Exercise - Each line of the listing that includes the string "title" needs to be located and copied.

═══ Data in this exercise ═══

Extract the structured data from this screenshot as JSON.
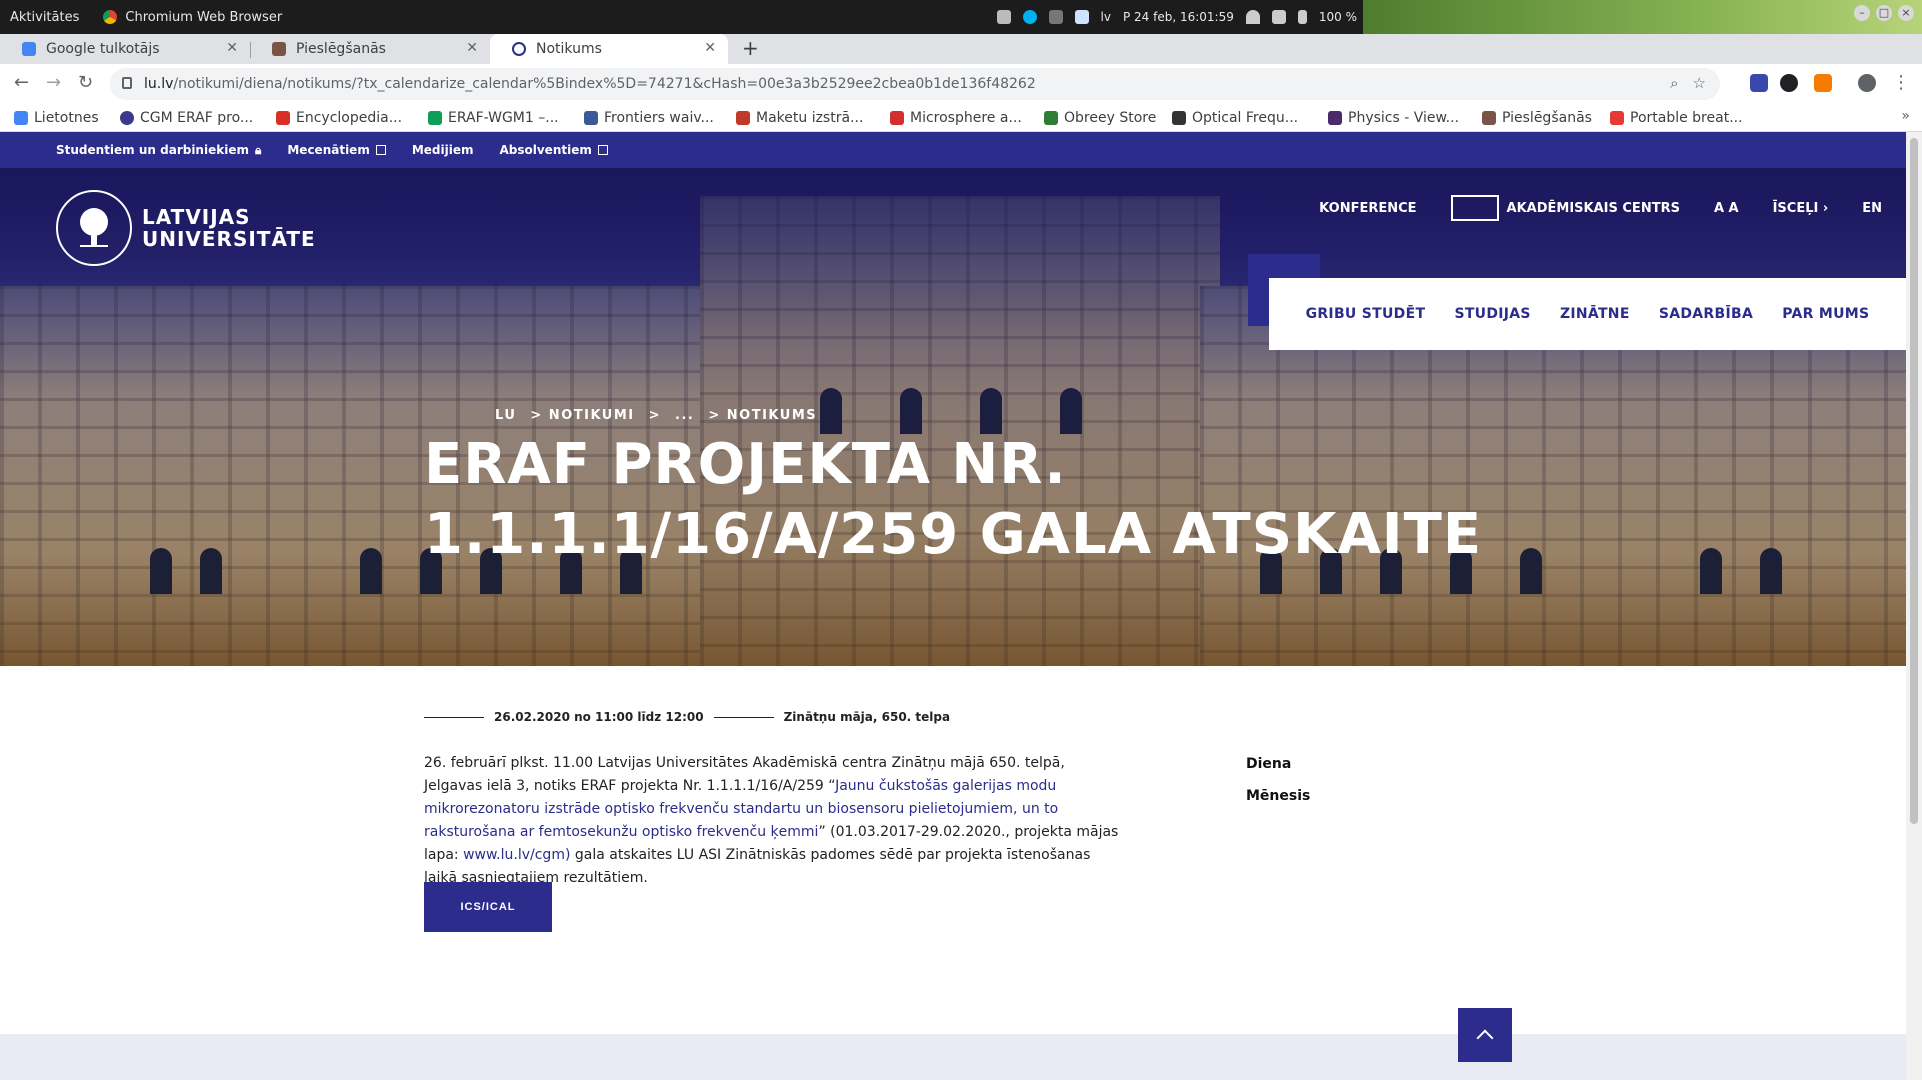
{
  "os": {
    "activities": "Aktivitātes",
    "app_name": "Chromium Web Browser",
    "keyboard_layout": "lv",
    "datetime": "P 24 feb, 16:01:59",
    "battery": "100 %"
  },
  "browser": {
    "tabs": [
      {
        "title": "Google tulkotājs",
        "active": false
      },
      {
        "title": "Pieslēgšanās",
        "active": false
      },
      {
        "title": "Notikums",
        "active": true
      }
    ],
    "url": {
      "host": "lu.lv",
      "path": "/notikumi/diena/notikums/?tx_calendarize_calendar%5Bindex%5D=74271&cHash=00e3a3b2529ee2cbea0b1de136f48262"
    },
    "bookmarks": [
      {
        "label": "Lietotnes",
        "color": "#4285f4"
      },
      {
        "label": "CGM ERAF pro...",
        "color": "#3a3a8c"
      },
      {
        "label": "Encyclopedia...",
        "color": "#d93025"
      },
      {
        "label": "ERAF-WGM1 –...",
        "color": "#0f9d58"
      },
      {
        "label": "Frontiers waiv...",
        "color": "#3b5998"
      },
      {
        "label": "Maketu izstrā...",
        "color": "#c0392b"
      },
      {
        "label": "Microsphere a...",
        "color": "#d32f2f"
      },
      {
        "label": "Obreey Store",
        "color": "#2e7d32"
      },
      {
        "label": "Optical Frequ...",
        "color": "#333333"
      },
      {
        "label": "Physics - View...",
        "color": "#4a2a6a"
      },
      {
        "label": "Pieslēgšanās",
        "color": "#795548"
      },
      {
        "label": "Portable breat...",
        "color": "#e53935"
      }
    ]
  },
  "site": {
    "utility_links": [
      {
        "label": "Studentiem un darbiniekiem",
        "icon": "lock-icon"
      },
      {
        "label": "Mecenātiem",
        "icon": "external-link-icon"
      },
      {
        "label": "Medijiem",
        "icon": ""
      },
      {
        "label": "Absolventiem",
        "icon": "external-link-icon"
      }
    ],
    "logo_line1": "LATVIJAS",
    "logo_line2": "UNIVERSITĀTE",
    "top_links": {
      "konference": "KONFERENCE",
      "akademiskais": "AKADĒMISKAIS CENTRS",
      "font_size": "A A",
      "shortcuts": "ĪSCEĻI",
      "lang": "EN"
    },
    "main_nav": [
      "GRIBU STUDĒT",
      "STUDIJAS",
      "ZINĀTNE",
      "SADARBĪBA",
      "PAR MUMS"
    ],
    "breadcrumb": [
      "LU",
      "> NOTIKUMI",
      ">",
      "...",
      "> NOTIKUMS"
    ],
    "title": "ERAF PROJEKTA NR. 1.1.1.1/16/A/259 GALA ATSKAITE",
    "event_datetime": "26.02.2020 no 11:00 līdz 12:00",
    "event_place": "Zinātņu māja, 650. telpa",
    "body": {
      "part1": "26. februārī plkst. 11.00 Latvijas Universitātes Akadēmiskā centra Zinātņu mājā 650. telpā, Jelgavas ielā 3, notiks ERAF projekta Nr. 1.1.1.1/16/A/259 “",
      "link1": "Jaunu čukstošās galerijas modu mikrorezonatoru izstrāde optisko frekvenču standartu un biosensoru pielietojumiem, un to raksturošana ar femtosekunžu optisko frekvenču ķemmi",
      "part2": "” (01.03.2017-29.02.2020., projekta mājas lapa: ",
      "link2": "www.lu.lv/cgm)",
      "part3": " gala atskaites LU ASI Zinātniskās padomes sēdē par projekta īstenošanas laikā sasniegtajiem rezultātiem."
    },
    "ics_button": "ICS/ICAL",
    "sidebar": [
      "Diena",
      "Mēnesis"
    ],
    "colors": {
      "brand": "#2c2c8c"
    }
  }
}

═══

Answer to this task -
        "title": "Google tulkotājs",
        "title": "Pieslēgšanās",
        "title": "Notikums",
    "title": "ERAF PROJEKTA NR. 1.1.1.1/16/A/259 GALA ATSKAITE",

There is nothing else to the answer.